how we interact with our tools
Consider the humble interaction of copy-paste.
Doing creative or professional work on a computer would be unthinkable without it. Yet it has many flaws—visibility of the buffer contents, as one example. Why haven't we been able to improve on this since the introduction of the clipboard in 1983?
This is just one example: most core interactions like overlapping windows, task-switching, command lines, hyperlinks, tabbed browsing, and pinch to zoom are a decade or more old. Perhaps the tech industry doesn't have much ambition here.
Some interaction innovation is happening with voice interfaces (Alexa, Siri), camera-first interfaces (Snap, Tiktok), and virtual and augmented reality including motion controls. But notable that these are mostly consumer and entertainment-oriented products, with little to offer makers or professionals to improve their productive computing lives.
Recent productivity-oriented interaction breakthroughs I can think of (GitHub pull requests, Google Docs suggest changes, Figma observation mode, Roam backlinks) are in the application layer. These are good, but what about interactions that cross application boundaries?
That brings us to a delightful subgenre of concept projects to rethink the fundamental interactions of the OS. Some of my favorites are Artifacts, Mercury, Desktop Neo, and Semilattice.
Most of these rethink-the-OS concepts never go beyond a concept sketch. That hints at the deeper structural problem for innovation on core interactions: we don't have the right institutions to create, implement, and bring to market such work.
Our existing institutions include:
Established OS makers like Apple, Google, Microsoft, and the desktop Linux ecosystem. There are occasional bright spots here (Apple Pencil, cursor morphing, the Surface Dial, tiling window managers) but mostly these companies do obvious iterations on established conventions. Creative tool breakthroughs come from weird ideas and soulful design best developed by small teams not constrained by the status quo.

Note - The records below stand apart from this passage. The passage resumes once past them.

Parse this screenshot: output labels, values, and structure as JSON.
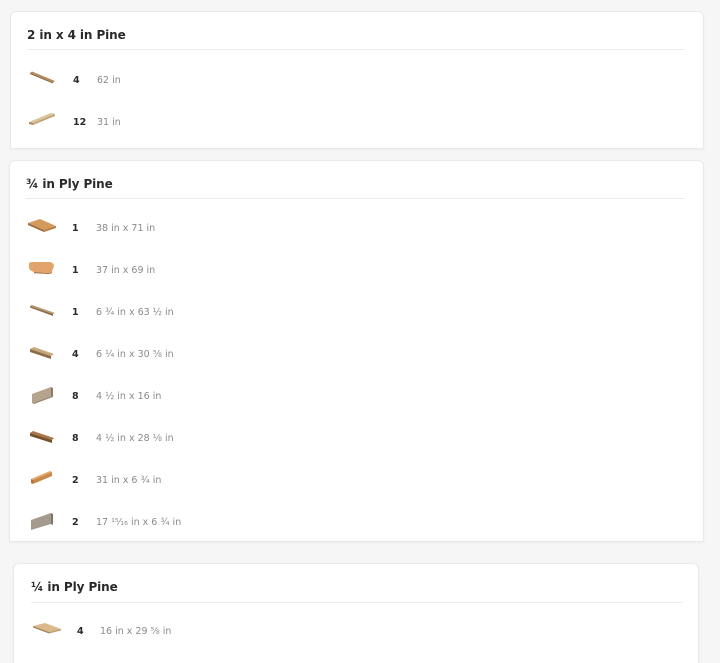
{
  "colors": {
    "page_background": "#f6f6f6",
    "card_background": "#ffffff",
    "title_text": "#2a2a2a",
    "dims_text": "#8a8a8a"
  },
  "groups": [
    {
      "title": "2 in x 4 in Pine",
      "parts": [
        {
          "icon": "thin-stick-icon",
          "qty": "4",
          "dims": "62 in"
        },
        {
          "icon": "flat-board-icon",
          "qty": "12",
          "dims": "31 in"
        }
      ]
    },
    {
      "title": "¾ in Ply Pine",
      "parts": [
        {
          "icon": "large-panel-icon",
          "qty": "1",
          "dims": "38 in x 71 in"
        },
        {
          "icon": "rounded-panel-icon",
          "qty": "1",
          "dims": "37 in x 69 in"
        },
        {
          "icon": "thin-strip-icon",
          "qty": "1",
          "dims": "6 ¾ in x 63 ½ in"
        },
        {
          "icon": "narrow-strip-icon",
          "qty": "4",
          "dims": "6 ¼ in x 30 ⅝ in"
        },
        {
          "icon": "short-side-panel-icon",
          "qty": "8",
          "dims": "4 ½ in x 16 in"
        },
        {
          "icon": "dark-strip-icon",
          "qty": "8",
          "dims": "4 ½ in x 28 ⅛ in"
        },
        {
          "icon": "orange-strip-icon",
          "qty": "2",
          "dims": "31 in x 6 ¾ in"
        },
        {
          "icon": "grey-side-panel-icon",
          "qty": "2",
          "dims": "17 ¹⁵⁄₁₆ in x 6 ¾ in"
        }
      ]
    },
    {
      "title": "¼ in Ply Pine",
      "parts": [
        {
          "icon": "thin-panel-icon",
          "qty": "4",
          "dims": "16 in x 29 ⅝ in"
        }
      ]
    }
  ]
}
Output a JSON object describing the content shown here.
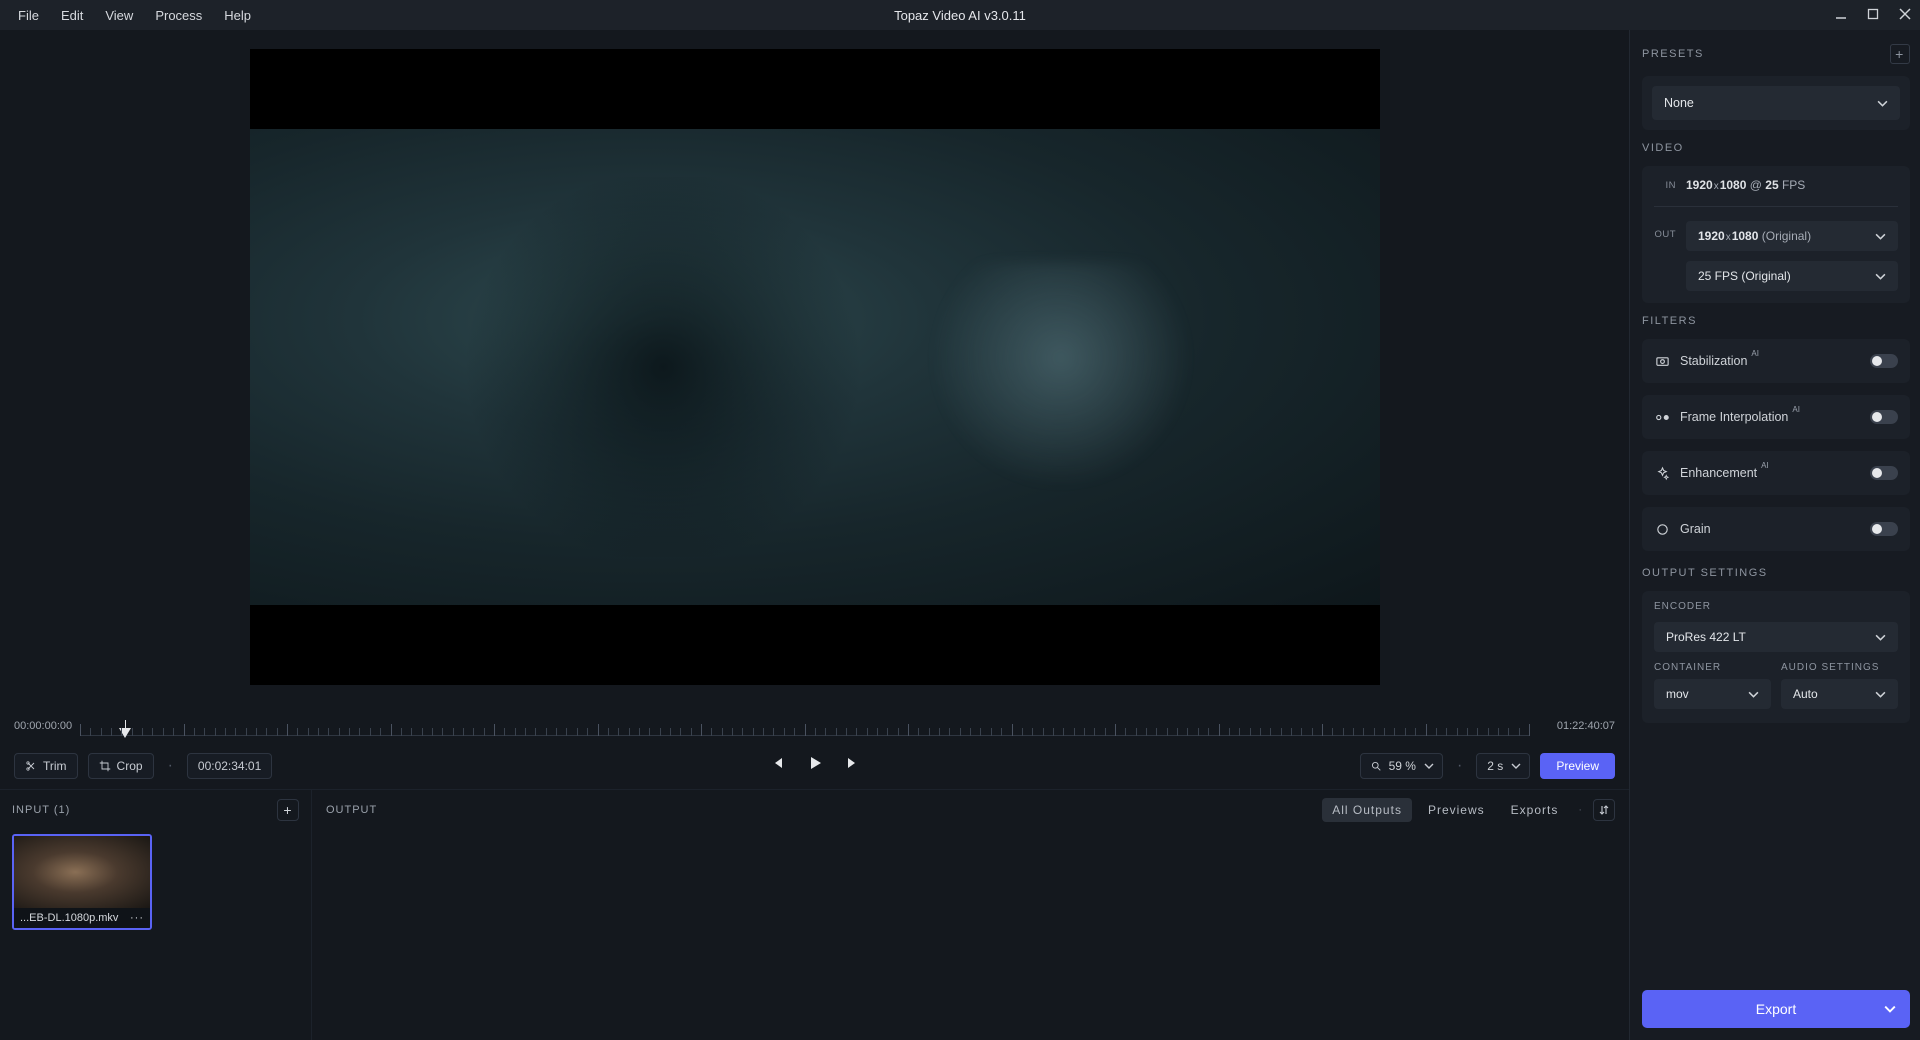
{
  "titlebar": {
    "menu": [
      "File",
      "Edit",
      "View",
      "Process",
      "Help"
    ],
    "title": "Topaz Video AI  v3.0.11"
  },
  "timeline": {
    "start": "00:00:00:00",
    "end": "01:22:40:07"
  },
  "controls": {
    "trim": "Trim",
    "crop": "Crop",
    "current_tc": "00:02:34:01",
    "zoom": "59 %",
    "preview_len": "2 s",
    "preview_btn": "Preview"
  },
  "input_panel": {
    "header": "INPUT (1)",
    "thumb_name": "...EB-DL.1080p.mkv"
  },
  "output_panel": {
    "header": "OUTPUT",
    "tabs": {
      "all": "All Outputs",
      "previews": "Previews",
      "exports": "Exports"
    }
  },
  "sidebar": {
    "presets": {
      "label": "PRESETS",
      "value": "None"
    },
    "video": {
      "label": "VIDEO",
      "in_tag": "IN",
      "in_w": "1920",
      "in_h": "1080",
      "in_at": " @ ",
      "in_fps": "25",
      "in_fps_suffix": " FPS",
      "out_tag": "OUT",
      "out_res": "1920",
      "out_res_h": "1080",
      "out_res_suffix": " (Original)",
      "out_fps": "25 FPS (Original)"
    },
    "filters": {
      "label": "FILTERS",
      "stabilization": "Stabilization",
      "frame_interp": "Frame Interpolation",
      "enhancement": "Enhancement",
      "grain": "Grain",
      "ai": "AI"
    },
    "output_settings": {
      "label": "OUTPUT SETTINGS",
      "encoder_label": "ENCODER",
      "encoder": "ProRes 422 LT",
      "container_label": "CONTAINER",
      "container": "mov",
      "audio_label": "AUDIO SETTINGS",
      "audio": "Auto"
    },
    "export": "Export"
  }
}
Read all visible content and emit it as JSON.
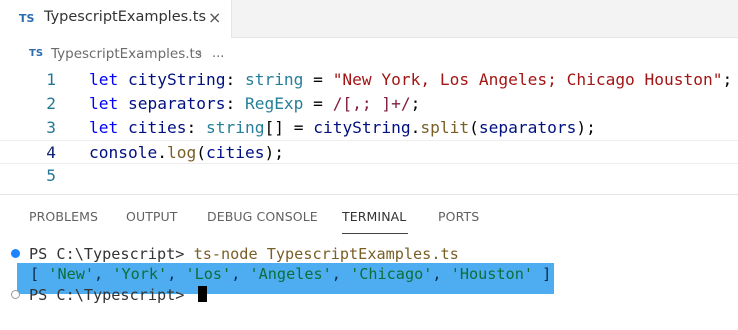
{
  "editor_tab": {
    "badge": "TS",
    "title": "TypescriptExamples.ts",
    "close_glyph": "×"
  },
  "breadcrumb": {
    "badge": "TS",
    "file": "TypescriptExamples.ts",
    "separator": "›",
    "more": "..."
  },
  "code": {
    "lines": [
      {
        "num": "1"
      },
      {
        "num": "2"
      },
      {
        "num": "3"
      },
      {
        "num": "4"
      },
      {
        "num": "5"
      }
    ],
    "tokens": {
      "l1": {
        "let": "let ",
        "id": "cityString",
        "colon": ": ",
        "type": "string",
        "eq": " = ",
        "str": "\"New York, Los Angeles; Chicago Houston\"",
        "end": ";"
      },
      "l2": {
        "let": "let ",
        "id": "separators",
        "colon": ": ",
        "type": "RegExp",
        "eq": " = ",
        "regex": "/[,; ]+/",
        "end": ";"
      },
      "l3": {
        "let": "let ",
        "id": "cities",
        "colon": ": ",
        "type": "string",
        "arr": "[]",
        "eq": " = ",
        "obj": "cityString",
        "dot": ".",
        "fn": "split",
        "open": "(",
        "arg": "separators",
        "close": ");"
      },
      "l4": {
        "obj": "console",
        "dot": ".",
        "fn": "log",
        "open": "(",
        "arg": "cities",
        "close": ");"
      }
    }
  },
  "panel": {
    "tabs": [
      "PROBLEMS",
      "OUTPUT",
      "DEBUG CONSOLE",
      "TERMINAL",
      "PORTS"
    ],
    "active_tab": "TERMINAL"
  },
  "terminal": {
    "prompt1": "PS C:\\Typescript> ",
    "command": "ts-node TypescriptExamples.ts",
    "output": {
      "open": "[ ",
      "items": [
        "'New'",
        "'York'",
        "'Los'",
        "'Angeles'",
        "'Chicago'",
        "'Houston'"
      ],
      "sep": ", ",
      "close": " ]"
    },
    "prompt2": "PS C:\\Typescript> "
  },
  "colors": {
    "keyword": "#0000ff",
    "type": "#267f99",
    "string": "#a31515",
    "selection": "#3ba4ee",
    "line_number": "#237893"
  }
}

Startups have a boil-the-ocean problem: Magic Leap, Pebble, Canon Cat, and PenPoint sunk tens of hundreds of millions of dollars unsuccessfully trying to remake everything and bootstrap a developer community. On the other hand, smaller/scrappier ventures expect short time horizons (e.g. ship an MVP in three months) which are insufficient to make meaningful progress in a space like this.
Human-Computer Interaction (HCI) is an academic field with lots of great work. But there is no good path for technology transfer for these ideas to leave the lab. And HCI is weighed down by a sense of scientific rigor (”this prototype reduced median task completion time by 1.3s“) versus a subjective sense of a tool that feels good or makes the user happier in their creative life.
I have a hunch that a particular flavor of industrial research lab such as Bells Labs, ARPA, and PARC would be better for innovating on OS-level interactions. This is what inspired me to start Ink & Switch.
Other current independent researcher efforts include Andy Matuschak and DynamicLand. There are also some teams who are structured as commercial entities but with an indie researcher mindset, such as reMarkable, The Browser Company, MakeSpace, and Looom. Many of these have non-traditional funding sources such as nonprofit donations or crowdfunding. Whether any of these examples will yield repeatable long-term results remains to be seen.
The world we have: Our core tool interactions languish, partially due to lack of the right venues for innovation.
The world I want: Let a thousand flowers bloom of weird and wacky interaction experiments. Independent research offers an institutional vehicle for small teams to be funded over the longer term. Well-understood technology transfer process can bring lab results to widely-used products with the goal of making us all more productive and creative on our computers.